Not using black garlic

Surprised to learn that there's such a thing as black garlic? Welcome to the club! Now, you're likely wondering where it comes from and how it differs from regular garlic everybody knows. According to Black Garlic, it's unclear where and when it was first cultivated, though there are claims it originated in Asia. When it comes to differences, there are five distinct ones to note. Most notable is the color; you can make it black by wrapping regular fresh garlic in aluminum foil and letting it ferment over three to four weeks. The second and third are the odor and taste.
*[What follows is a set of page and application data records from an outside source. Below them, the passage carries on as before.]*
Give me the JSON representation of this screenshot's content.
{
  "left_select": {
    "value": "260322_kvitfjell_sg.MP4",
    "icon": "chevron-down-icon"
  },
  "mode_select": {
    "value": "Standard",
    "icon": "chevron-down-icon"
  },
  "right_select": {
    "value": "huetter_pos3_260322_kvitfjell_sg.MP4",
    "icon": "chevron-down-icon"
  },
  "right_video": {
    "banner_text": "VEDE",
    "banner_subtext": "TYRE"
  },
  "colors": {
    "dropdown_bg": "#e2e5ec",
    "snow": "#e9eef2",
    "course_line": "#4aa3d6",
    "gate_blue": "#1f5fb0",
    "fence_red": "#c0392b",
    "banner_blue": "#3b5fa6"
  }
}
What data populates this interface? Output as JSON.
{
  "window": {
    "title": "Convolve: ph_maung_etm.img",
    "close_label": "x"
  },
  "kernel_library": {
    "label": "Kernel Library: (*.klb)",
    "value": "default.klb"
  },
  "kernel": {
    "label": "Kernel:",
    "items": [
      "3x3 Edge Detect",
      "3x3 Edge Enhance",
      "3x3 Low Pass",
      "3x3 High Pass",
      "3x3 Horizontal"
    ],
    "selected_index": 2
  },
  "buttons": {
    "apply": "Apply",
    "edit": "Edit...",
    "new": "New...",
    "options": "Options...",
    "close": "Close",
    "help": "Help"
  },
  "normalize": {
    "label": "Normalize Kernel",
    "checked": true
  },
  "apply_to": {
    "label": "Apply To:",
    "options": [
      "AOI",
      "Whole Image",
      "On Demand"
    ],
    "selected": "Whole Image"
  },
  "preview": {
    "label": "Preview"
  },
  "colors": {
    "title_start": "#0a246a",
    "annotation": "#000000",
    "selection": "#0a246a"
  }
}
Because it's fermented, black garlic smells milder than garlic, and while the taste is also mild, it's likened to a faintly bitter caramel. In terms of digestion and nutrition, black garlic is generally easier to digest, while the nutrient profile is bolstered with more phenols post-fermentation.

Per Well + Good, some of the health benefits you can reap from this include improved insulin resistance, a load of antioxidants, improve heart, liver, and brain health, and even some cancer-fighting agents. Although black garlic does lower amounts of allicin — the stuff that holds some of regular garlic's health benefits — it does have higher amounts of S-Allylcysteine which assists the body in absorbing allicin. This means what it lacks in amount, it makes up for by helping the body absorb those health benefits that regular garlic offers, more efficiently (via Nourish by WebMD).

Assuming powdered garlic is inferior to raw garlic

For all the talk about fresh, raw garlic as the best way to consume garlic, one could assume that powdered garlic pales in comparison. However, even though the assumption could easily follow that powdered garlic is a synthetic form of garlic, per The Washington Post, it's so natural that you can actually make it at home; even your store-bought garlic powder should have no other ingredients but garlic. When would you use it instead of fresh garlic? It's perfect for marinades, spice rubs, or dredges that need all flavors to be well spread out. It's also great as a last-minute addition when you've already cooked a sauce with fresh garlic but want to add a little more of its flavor at a later serving. Lastly, given how easily garlic burns, garlic powder is a wonderful alternative when you have to keep your food on the heat for a long period of time.

If you are inclined to make it yourself, all you need to do is very thinly slice three heads of garlic, dehydrate them at 125 F until crispy (or air dry them if you don't have a dehydrator), ensure there are no soft bits, and give them a blitz in a coffee or spice grinder (via Slate). This should yield ⅓ cup of garlic powder. If you're still skeptical of just how good powdered garlic can be, you can take it one step further; activate it with water.